▶ Exercise goal
Show all lines from the material that carry the word "this".

▶ Information provided

★ ★ ★

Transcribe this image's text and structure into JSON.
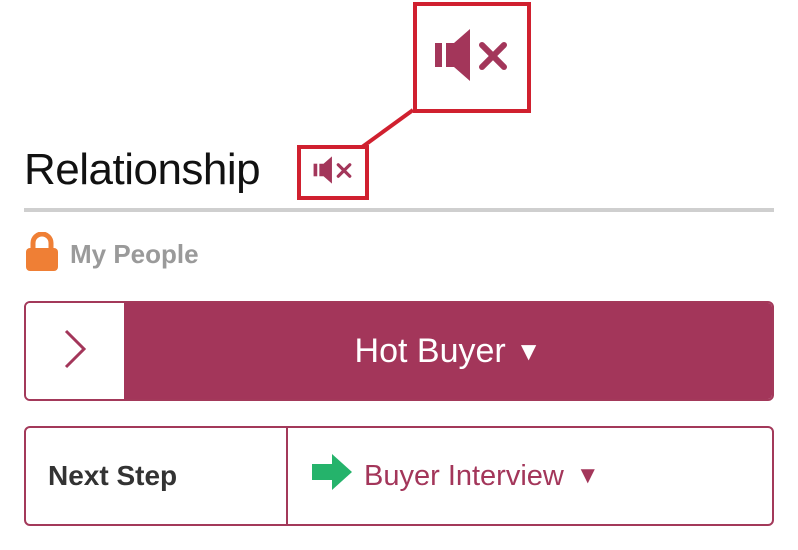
{
  "header": {
    "title": "Relationship",
    "mute_icon": "speaker-muted-icon"
  },
  "privacy": {
    "icon": "lock-icon",
    "label": "My People",
    "icon_color": "#ef7f35"
  },
  "status": {
    "expand_icon": "chevron-right-icon",
    "value": "Hot Buyer",
    "caret": "▼",
    "color": "#a3365a"
  },
  "next_step": {
    "label": "Next Step",
    "icon": "arrow-right-icon",
    "icon_color": "#25b36b",
    "value": "Buyer Interview",
    "caret": "▼"
  },
  "colors": {
    "accent": "#a3365a",
    "callout": "#d0202f",
    "divider": "#cfcfcf"
  }
}
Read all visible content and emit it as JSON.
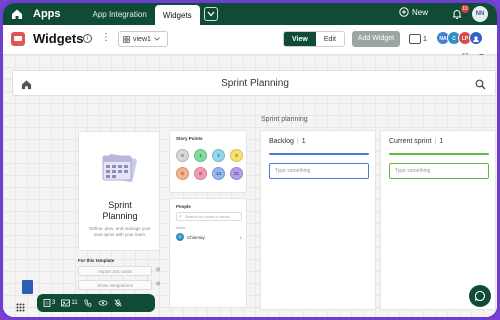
{
  "topbar": {
    "apps_label": "Apps",
    "tabs": [
      {
        "label": "App Integration",
        "active": false
      },
      {
        "label": "Widgets",
        "active": true
      }
    ],
    "new_label": "New",
    "notification_count": "10",
    "user_initials": "NN"
  },
  "header": {
    "title": "Widgets",
    "view_select": "view1",
    "view_label": "View",
    "edit_label": "Edit",
    "add_widget_label": "Add Widget",
    "counter": "1",
    "avatars": [
      {
        "initials": "NA",
        "color": "#3f7fd6"
      },
      {
        "initials": "C",
        "color": "#2f8ec4"
      },
      {
        "initials": "LP",
        "color": "#d94a4a"
      },
      {
        "initials": "",
        "color": "#3560c9"
      }
    ]
  },
  "sprint_bar": {
    "title": "Sprint Planning"
  },
  "intro_card": {
    "title_line1": "Sprint",
    "title_line2": "Planning",
    "description": "Define, plan, and manage your next sprint with your team.",
    "template_title": "For this template",
    "buttons": [
      "Import Jira cards",
      "Show integrations"
    ]
  },
  "story_points": {
    "title": "Story Points",
    "values": [
      {
        "label": "0",
        "color": "#d7d7d7"
      },
      {
        "label": "1",
        "color": "#7fdc9a"
      },
      {
        "label": "2",
        "color": "#8fd8ee"
      },
      {
        "label": "3",
        "color": "#f5e36b"
      },
      {
        "label": "5",
        "color": "#f5b38a"
      },
      {
        "label": "8",
        "color": "#f39ab6"
      },
      {
        "label": "13",
        "color": "#93b6f4"
      },
      {
        "label": "21",
        "color": "#b79af0"
      }
    ]
  },
  "people": {
    "title": "People",
    "search_placeholder": "Search by name or email",
    "section_label": "Notes",
    "person": {
      "initial": "C",
      "name": "Chinmay",
      "meta": "1"
    }
  },
  "kanban": {
    "title": "Sprint planning",
    "columns": [
      {
        "name": "Backlog",
        "count": "1",
        "placeholder": "Type something",
        "color": "#3f7fd6"
      },
      {
        "name": "Current sprint",
        "count": "1",
        "placeholder": "Type something",
        "color": "#5dbb46"
      }
    ]
  },
  "bottom_bar": {
    "notes_count": "3",
    "cards_count": "11"
  }
}
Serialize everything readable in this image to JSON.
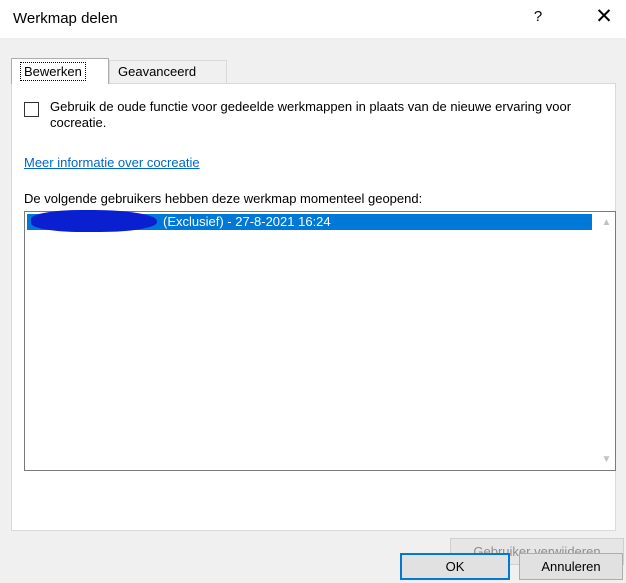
{
  "window": {
    "title": "Werkmap delen",
    "help_glyph": "?",
    "close_glyph": "✕"
  },
  "tabs": [
    {
      "label": "Bewerken",
      "selected": true
    },
    {
      "label": "Geavanceerd",
      "selected": false
    }
  ],
  "option": {
    "checked": false,
    "label": "Gebruik de oude functie voor gedeelde werkmappen in plaats van de nieuwe ervaring voor cocreatie."
  },
  "link": {
    "label": "Meer informatie over cocreatie"
  },
  "users": {
    "label": "De volgende gebruikers hebben deze werkmap momenteel geopend:",
    "rows": [
      {
        "text": "(Exclusief) - 27-8-2021 16:24",
        "selected": true
      }
    ]
  },
  "buttons": {
    "remove": "Gebruiker verwijderen",
    "ok": "OK",
    "cancel": "Annuleren"
  },
  "icons": {
    "scroll_up": "▲",
    "scroll_down": "▼"
  },
  "colors": {
    "selection": "#0078d7",
    "link": "#0066cc",
    "redaction": "#0a1fd0"
  }
}
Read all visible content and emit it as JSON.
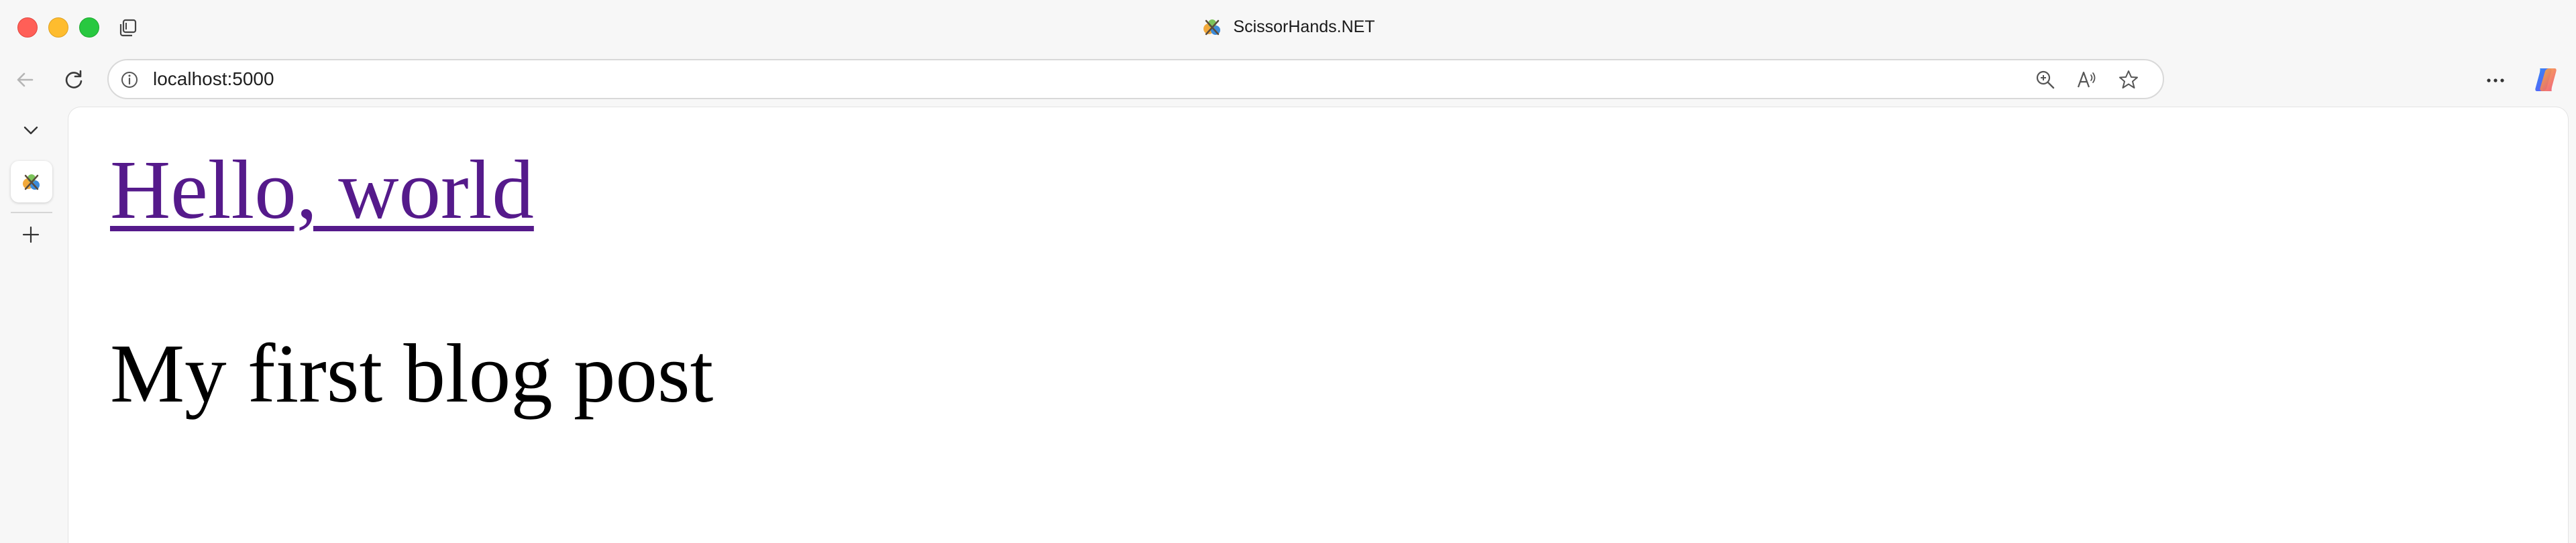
{
  "window": {
    "title": "ScissorHands.NET"
  },
  "toolbar": {
    "url": "localhost:5000"
  },
  "page": {
    "heading_link": "Hello, world",
    "post_title": "My first blog post"
  },
  "colors": {
    "link_visited": "#551a8b",
    "traffic_close": "#ff5f57",
    "traffic_minimize": "#febc2e",
    "traffic_maximize": "#28c840"
  },
  "icons": {
    "tab_actions": "tab-actions-icon",
    "favicon": "scissorhands-favicon",
    "back": "back-arrow-icon",
    "reload": "reload-icon",
    "site_info": "info-icon",
    "zoom": "zoom-in-icon",
    "read_aloud": "read-aloud-icon",
    "favorite": "star-icon",
    "more": "more-dots-icon",
    "copilot": "copilot-icon",
    "collapse_sidebar": "chevron-down-icon",
    "new_tab": "plus-icon"
  }
}
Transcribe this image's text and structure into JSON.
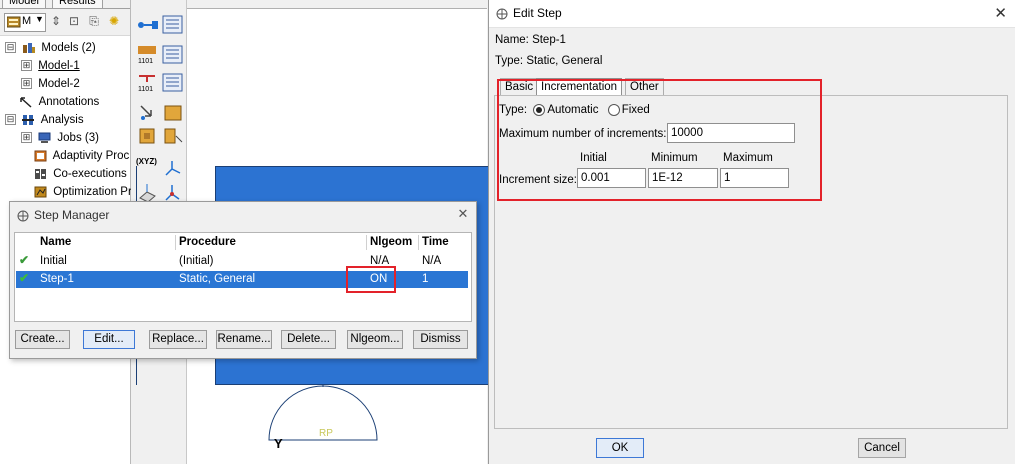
{
  "model_tree": {
    "tabs": [
      "Model",
      "Results"
    ],
    "combo_value": "M",
    "items": [
      {
        "label": "Models (2)",
        "expander": "⊟"
      },
      {
        "label": "Model-1",
        "expander": "⊞"
      },
      {
        "label": "Model-2",
        "expander": "⊞"
      },
      {
        "label": "Annotations",
        "expander": ""
      },
      {
        "label": "Analysis",
        "expander": "⊟"
      },
      {
        "label": "Jobs (3)",
        "expander": "⊞"
      },
      {
        "label": "Adaptivity Proc",
        "expander": ""
      },
      {
        "label": "Co-executions",
        "expander": ""
      },
      {
        "label": "Optimization Pr",
        "expander": ""
      }
    ]
  },
  "toolbox": {
    "labels": [
      "(XYZ)"
    ]
  },
  "viewport": {
    "rp_label": "RP",
    "axis_label": "Y"
  },
  "step_manager": {
    "title": "Step Manager",
    "columns": [
      "Name",
      "Procedure",
      "Nlgeom",
      "Time"
    ],
    "rows": [
      {
        "name": "Initial",
        "procedure": "(Initial)",
        "nlgeom": "N/A",
        "time": "N/A",
        "selected": false
      },
      {
        "name": "Step-1",
        "procedure": "Static, General",
        "nlgeom": "ON",
        "time": "1",
        "selected": true
      }
    ],
    "buttons": [
      "Create...",
      "Edit...",
      "Replace...",
      "Rename...",
      "Delete...",
      "Nlgeom...",
      "Dismiss"
    ]
  },
  "edit_step": {
    "title": "Edit Step",
    "name_line": "Name:  Step-1",
    "type_line": "Type:  Static, General",
    "tabs": [
      "Basic",
      "Incrementation",
      "Other"
    ],
    "active_tab": "Incrementation",
    "incr_type_label": "Type:",
    "incr_type_options": [
      "Automatic",
      "Fixed"
    ],
    "incr_type_selected": "Automatic",
    "max_increments_label": "Maximum number of increments:",
    "max_increments_value": "10000",
    "col_headers": [
      "Initial",
      "Minimum",
      "Maximum"
    ],
    "increment_size_label": "Increment size:",
    "increment_values": [
      "0.001",
      "1E-12",
      "1"
    ],
    "ok_label": "OK",
    "cancel_label": "Cancel"
  },
  "colors": {
    "selection": "#2a76d4",
    "highlight": "#e3222a",
    "part": "#2c73d2"
  }
}
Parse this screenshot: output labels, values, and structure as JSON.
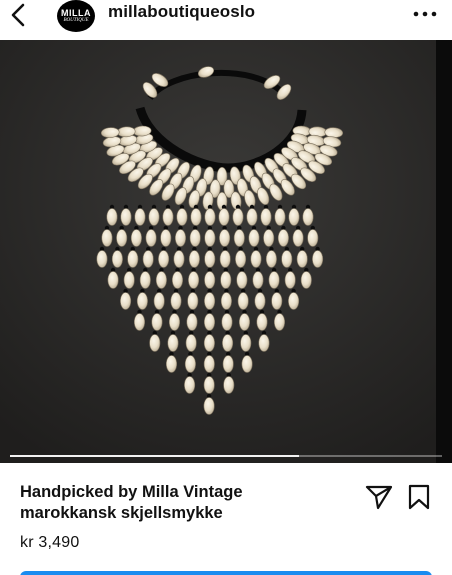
{
  "header": {
    "avatar_line1": "MILLA",
    "avatar_line2": "BOUTIQUE",
    "username": "millaboutiqueoslo"
  },
  "product": {
    "title_line1": "Handpicked by Milla Vintage",
    "title_line2": "marokkansk skjellsmykke",
    "price": "kr 3,490"
  },
  "media": {
    "progress": 0.67
  },
  "icons": {
    "back": "chevron-left-icon",
    "more": "more-horizontal-icon",
    "share": "send-icon",
    "save": "bookmark-icon"
  },
  "colors": {
    "background": "#ffffff",
    "text": "#111111",
    "accent": "#1a8cf0",
    "media_bg": "#2c2b2a"
  }
}
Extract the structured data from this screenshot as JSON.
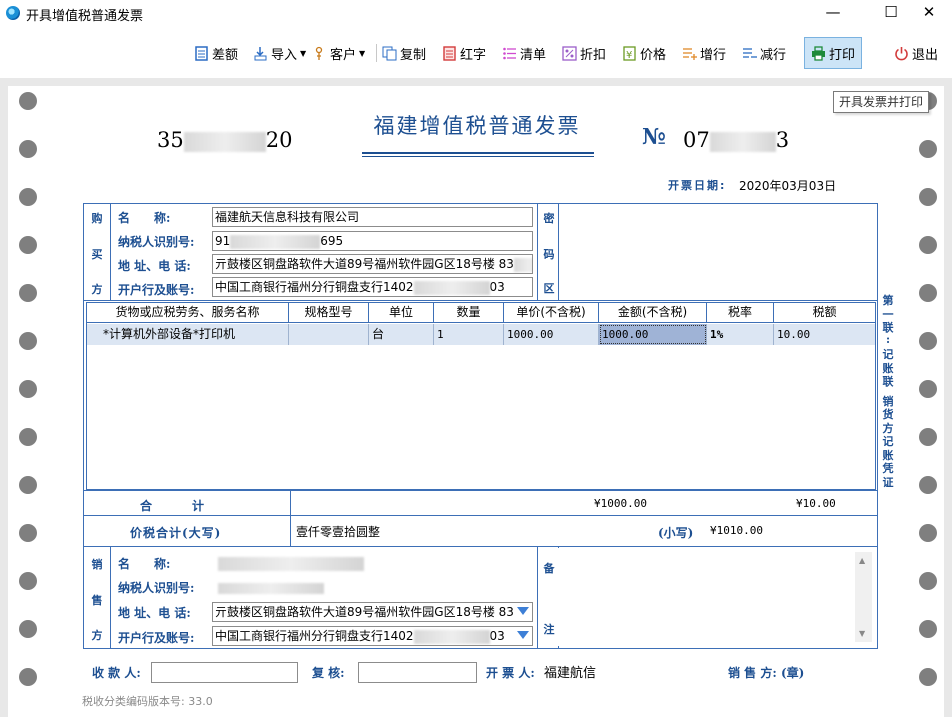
{
  "window": {
    "title": "开具增值税普通发票",
    "minimize": "—",
    "maximize": "☐",
    "close": "✕"
  },
  "toolbar": {
    "items": [
      {
        "label": "差额",
        "icon": "list-doc-icon"
      },
      {
        "label": "导入",
        "icon": "import-icon"
      },
      {
        "label": "客户",
        "icon": "customer-icon"
      },
      {
        "label": "复制",
        "icon": "copy-icon"
      },
      {
        "label": "红字",
        "icon": "red-invoice-icon"
      },
      {
        "label": "清单",
        "icon": "checklist-icon"
      },
      {
        "label": "折扣",
        "icon": "discount-icon"
      },
      {
        "label": "价格",
        "icon": "price-icon"
      },
      {
        "label": "增行",
        "icon": "add-row-icon"
      },
      {
        "label": "减行",
        "icon": "remove-row-icon"
      },
      {
        "label": "打印",
        "icon": "printer-icon"
      },
      {
        "label": "退出",
        "icon": "power-icon"
      }
    ],
    "tooltip": "开具发票并打印"
  },
  "invoice": {
    "title": "福建增值税普通发票",
    "code_prefix": "35",
    "code_suffix": "20",
    "no_symbol": "№",
    "no_prefix": "07",
    "no_suffix": "3",
    "issue_date_label": "开票日期:",
    "issue_date": "2020年03月03日",
    "buyer": {
      "side_label": [
        "购",
        "买",
        "方"
      ],
      "name_label": "名　　称:",
      "name": "福建航天信息科技有限公司",
      "tax_id_label": "纳税人识别号:",
      "tax_id_prefix": "91",
      "tax_id_suffix": "695",
      "address_label": "地 址、电 话:",
      "address": "亓鼓楼区铜盘路软件大道89号福州软件园G区18号楼  83",
      "address_suffix": "8",
      "bank_label": "开户行及账号:",
      "bank": "中国工商银行福州分行铜盘支行1402",
      "bank_suffix": "03"
    },
    "cipher_label": [
      "密",
      "码",
      "区"
    ],
    "copy_label": [
      "第",
      "一",
      "联",
      ":",
      "记",
      "账",
      "联",
      "",
      "销",
      "货",
      "方",
      "记",
      "账",
      "凭",
      "证"
    ],
    "columns": [
      "货物或应税劳务、服务名称",
      "规格型号",
      "单位",
      "数量",
      "单价(不含税)",
      "金额(不含税)",
      "税率",
      "税额"
    ],
    "rows": [
      {
        "name": "*计算机外部设备*打印机",
        "spec": "",
        "unit": "台",
        "qty": "1",
        "price": "1000.00",
        "amount": "1000.00",
        "rate": "1%",
        "tax": "10.00"
      }
    ],
    "total_label": "合　　　计",
    "total_amount": "¥1000.00",
    "total_tax": "¥10.00",
    "grand_label": "价税合计(大写)",
    "grand_words": "壹仟零壹拾圆整",
    "grand_small_label": "(小写)",
    "grand_small": "¥1010.00",
    "seller": {
      "side_label": [
        "销",
        "售",
        "方"
      ],
      "name_label": "名　　称:",
      "tax_id_label": "纳税人识别号:",
      "address_label": "地 址、电 话:",
      "address": "亓鼓楼区铜盘路软件大道89号福州软件园G区18号楼  83",
      "bank_label": "开户行及账号:",
      "bank": "中国工商银行福州分行铜盘支行1402",
      "bank_suffix": "03"
    },
    "remarks_label": [
      "备",
      "注"
    ],
    "payee_label": "收 款 人:",
    "reviewer_label": "复 核:",
    "drawer_label": "开 票 人:",
    "drawer": "福建航信",
    "seller_seal_label": "销 售 方: (章)",
    "version_text": "税收分类编码版本号: 33.0"
  },
  "colors": {
    "accent": "#1d4f91",
    "line": "#3d6fb6",
    "selected_row": "#dce6f3"
  }
}
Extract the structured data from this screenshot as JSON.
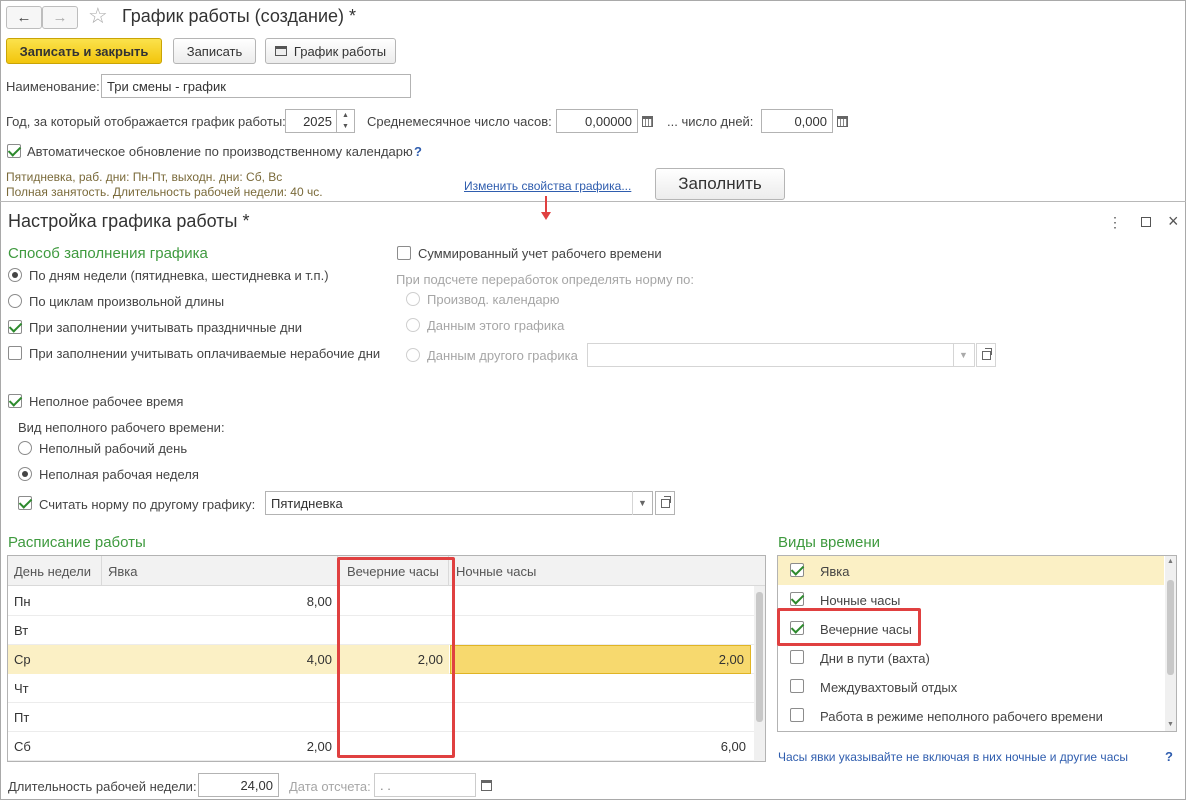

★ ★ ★

▶ Answer space
Transcribe this image's text and structure into JSON.
    "template_title": "For this template",
Serialize everything readable in this image to JSON.
Transcribe this image's text and structure into JSON.
Parse this screenshot: output labels, values, and structure as JSON.
Extract the structured data from this screenshot as JSON.
Extract the structured data from this screenshot as JSON.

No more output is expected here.